I’m the Depute Head of Music, which basically means I’m the ‘number two’ in the department behind our Head of Music, Dr Eddie Campbell. Music is a subject that is very much ‘front-facing’, having a broad mixture of concerts, recitals, seminars and music lessons to arrange coordinating with a wide range of external organisations and individuals, as well as curriculum and research. I oversee the undergraduate curriculum which involves having oversight of all courses and student progression.
I am a postdoctoral researcher based in the Epidemiology Group within the Institute of Applied Health Sciences. My core role centres on conducting analysis on a major registry study in musculoskeletal health (the British Society for Rheumatology Biologics Register in Ankylosing Spondylitis, BSRBR-AS) as well as contributing to related systematic review and meta-analysis projects.
I am Lecturer in Geophysics in the Department of Geology and Petroleum Geology, School of Geosciences.
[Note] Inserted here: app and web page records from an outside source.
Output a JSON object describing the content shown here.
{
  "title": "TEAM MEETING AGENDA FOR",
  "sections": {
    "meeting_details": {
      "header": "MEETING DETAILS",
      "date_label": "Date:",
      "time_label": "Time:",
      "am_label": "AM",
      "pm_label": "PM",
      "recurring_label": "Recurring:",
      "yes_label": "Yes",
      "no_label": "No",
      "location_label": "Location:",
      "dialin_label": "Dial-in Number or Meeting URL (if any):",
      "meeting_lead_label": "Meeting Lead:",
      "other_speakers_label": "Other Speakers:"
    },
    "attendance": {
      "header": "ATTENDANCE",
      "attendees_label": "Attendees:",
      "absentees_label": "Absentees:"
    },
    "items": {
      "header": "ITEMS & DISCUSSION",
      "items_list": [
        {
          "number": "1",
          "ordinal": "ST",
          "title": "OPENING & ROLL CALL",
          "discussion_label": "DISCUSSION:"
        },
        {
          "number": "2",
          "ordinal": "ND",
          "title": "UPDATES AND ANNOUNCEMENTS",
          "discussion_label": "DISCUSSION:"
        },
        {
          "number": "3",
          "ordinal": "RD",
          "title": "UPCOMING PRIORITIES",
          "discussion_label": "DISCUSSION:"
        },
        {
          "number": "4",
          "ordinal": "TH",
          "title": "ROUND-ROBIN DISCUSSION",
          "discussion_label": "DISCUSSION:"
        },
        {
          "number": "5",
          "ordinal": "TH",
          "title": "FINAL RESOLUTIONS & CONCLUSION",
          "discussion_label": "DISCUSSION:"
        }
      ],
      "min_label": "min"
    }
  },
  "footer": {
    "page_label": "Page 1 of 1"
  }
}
My background is in Physics, but I have been working with Italian volcano-monitoring institutions during my PhD, and nowadays I am getting more and more interested in the interdisciplinary aspects of volcano science. My position is research and teaching focused. I teach in the Geology BSc and Geophysics MSc, and in the Sixth Century Course Restless Volcan; my main expertise is in seismic imaging of volcanoes.
There are a number of roles that Communications Officers (or press officers in old money) carry out. One of the main jobs is to create positive stories about the University that are of interest to as many people as possible. We are also responsible for internal communications – keeping staff informed of what is going on across the campuses, and of course managing the endless stream of media enquiries that come in on a daily basis – honestly you have no idea!
I run the International Centre, which is currently located in the Hub/AUSA Building behind Subway. I look after International Orientation during Freshers’ Week, and oversee a variety of events and activities throughout the year in the International Centre, run by students in the Leadership Programme – International Centre Activities (IC-A) Team.
I manage the Microscopy and Histology Core Facility at the Institute of Medical Sciences on the Foresterhill Campus. The facility currently has 18 different microscope systems offering a wide range of techniques for imaging specimens, including light, fluorescence, laser, electrons, and x-ray. We also provide sample preparation facilities for researchers and handle a diverse range of biological and non-biological samples.
I am responsible for recruiting students to all levels of study from Central Asia, Europe (which includes international students already in the UK), the Middle East, and North Africa. This involves planning recruitment trips; travelling to priority countries in each region to attend education fairs and meeting with prospective students and educational agents; dealing with email and phone enquiries; liaising with Embassies and sponsorship bodies; and meeting visitors on campus.
I am an early career researcher working within the Delivery of Care programme at our Health Services Research Unit (HSRU), which is supported by the Chief Scientist Office of the Scottish Government Health and Social Care Directorates and an integral part of the University’s Institute of Applied Health Sciences in the College of Life Sciences and Medicine.
I am one of the senior technical staff in the School of Natural and Computing Sciences, based in Chemistry within the Meston Building. My primary role is Thermal Analysis Technician, providing an analysis service to staff and students of the University and also external companies who are looking to observe the thermal behaviour of their compounds which range from liquid crystals and polymers to bones to crude oil.